Hellinger–Toeplitz Theorem


  • Hilbert spaces are complex.
  • The inner product is anti-linear in its first argument.
  • Operators are linear and possibly unbounded.

Hellinger–Toeplitz theorem

An everywhere-defined symmetric operator on a Hilbert space is bounded.

A more verbose version of this statement:

Hellinger–Toeplitz theorem

If an operator TT in a Hilbert space H\hilb{H} is defined everywhere, that is on all of H\hilb{H}, and symmetric, i.e. satisfies

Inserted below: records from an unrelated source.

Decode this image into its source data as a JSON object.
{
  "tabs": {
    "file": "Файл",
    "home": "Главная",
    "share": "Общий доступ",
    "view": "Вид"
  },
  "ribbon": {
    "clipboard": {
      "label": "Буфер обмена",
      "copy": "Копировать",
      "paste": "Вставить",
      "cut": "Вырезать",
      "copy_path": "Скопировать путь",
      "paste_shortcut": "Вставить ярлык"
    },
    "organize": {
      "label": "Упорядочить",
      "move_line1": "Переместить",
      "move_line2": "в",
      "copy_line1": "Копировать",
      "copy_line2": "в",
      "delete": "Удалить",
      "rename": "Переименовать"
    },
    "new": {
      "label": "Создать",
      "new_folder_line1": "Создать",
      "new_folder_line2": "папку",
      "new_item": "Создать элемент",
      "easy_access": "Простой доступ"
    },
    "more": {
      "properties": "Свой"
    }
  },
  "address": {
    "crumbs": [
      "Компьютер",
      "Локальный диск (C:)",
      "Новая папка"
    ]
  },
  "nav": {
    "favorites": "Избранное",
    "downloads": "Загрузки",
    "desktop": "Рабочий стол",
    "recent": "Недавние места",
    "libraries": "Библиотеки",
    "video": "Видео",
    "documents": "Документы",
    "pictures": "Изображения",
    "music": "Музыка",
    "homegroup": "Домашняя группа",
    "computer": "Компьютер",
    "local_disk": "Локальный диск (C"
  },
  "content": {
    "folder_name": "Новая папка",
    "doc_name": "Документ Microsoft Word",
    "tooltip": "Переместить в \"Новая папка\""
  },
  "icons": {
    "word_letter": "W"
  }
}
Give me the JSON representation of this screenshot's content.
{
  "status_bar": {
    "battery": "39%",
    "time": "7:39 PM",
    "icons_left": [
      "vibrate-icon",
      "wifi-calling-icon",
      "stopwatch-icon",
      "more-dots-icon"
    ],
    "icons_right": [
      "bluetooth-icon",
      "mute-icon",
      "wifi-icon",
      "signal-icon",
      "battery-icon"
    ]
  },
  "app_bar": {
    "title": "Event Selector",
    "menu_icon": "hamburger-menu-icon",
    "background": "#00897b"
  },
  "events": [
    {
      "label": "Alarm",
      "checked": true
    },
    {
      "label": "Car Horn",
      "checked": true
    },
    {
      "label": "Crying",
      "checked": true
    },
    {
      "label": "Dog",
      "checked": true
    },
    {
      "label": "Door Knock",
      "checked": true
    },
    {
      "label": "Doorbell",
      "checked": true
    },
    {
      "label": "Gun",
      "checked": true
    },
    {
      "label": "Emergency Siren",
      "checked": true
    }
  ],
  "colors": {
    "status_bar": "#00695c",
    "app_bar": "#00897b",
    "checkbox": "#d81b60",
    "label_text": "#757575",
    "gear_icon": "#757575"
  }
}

Tx,y=x,Tyx,yH,\innerp{Tx}{y} = \innerp{x}{Ty} \quad \forall x,y \in \hilb{H},

then TT is necessarily bounded.

Consequently, a symmetric Hilbert space operator that is (truly) unbounded cannot be defined everywhere.

Proof using the Uniform Boundedness Theorem

Assume that TT is not bounded. Then there exists a sequence (xn)(x_n) of unit vectors in H\hilb{H} such that Txn\norm{Tx_n} \to \infty. Consider the sequence (fn)(f_n) of linear functionals on H\hilb{H}, defined by

fn(y)=Txn,y=xn,TyyH.f_n(y) = \innerp{Tx_n}{y} = \innerp{x_n}{Ty} \quad y \in \hilb{H}.

The second identity is due to the symmetry of TT. Apply Cauchy-Schwarz to both expressions to obtain the inequalities

fn(y)Txnyandfn(y)xnTy\abs{f_n(y)} \le \norm{Tx_n} \norm{y} \quad \text{and} \quad \abs{f_n(y)} \le \norm{x_n} \norm{Ty}

for each nNn \in \NN and yHy \in \hilb{H}. The first inequality shows that the functionals fnf_n are bounded. The second one shows that, for fixed yy, the sequence (fn(y))(\abs{f_n(y)}) is bounded by Ty\norm{Ty}, since xn=1\norm{x_n} = 1 for all nn. By the Uniform Boundedness Theorem, (fn)(\norm{f_n}) is a bounded sequence. One has

Txn2=fn(Txn)fnTxnnN.\norm{Tx_n}^2 = \abs{f_n(Tx_n)} \le \norm{f_n} \norm{Tx_n} \quad n \in \NN.

Divide by Txn\norm{Tx_n} (if nonzero) to obtain Txnfn\norm{Tx_n} \le \norm{f_n} for all but finitely many nn. Thus (Txn)(\norm{Tx_n}) is a bounded sequence, contradicting Txn\norm{Tx_n} \to \infty. \square\enspace

Proof using the Closed Graph Theorem

By the Closed Graph Theorem, it is sufficient to show that the graph of TT is closed. Let (xn)(x_n) be a convergent sequence of vectors in H\hilb{H} such that the image sequence (Txn)(Tx_n) converges as well. Naming the limits xx and zz, respectively, we have

xnxandTxnz.x_n \to x \quad \text{and} \quad Tx_n \to z.

Continuity of the inner product implies

xn,Tyx,TyandTxn,yz,y\innerp{x_n}{Ty} \to \innerp{x}{Ty} \quad \text{and} \quad \innerp{Tx_n}{y} \to \innerp{z}{y}

for all yHy \in \hilb{H}. Since TT is symmetric, the first assertion can be rewritten as

Txn,yTx,y.\innerp{Tx_n}{y} \to \innerp{Tx}{y}.

A sequence of complex numbers has at most one limit, hence Tx,y=z,y\innerp{Tx}{y} = \innerp{z}{y} for all yy. By the Riesz representation theorem, Tx=zTx=z. \square\enspace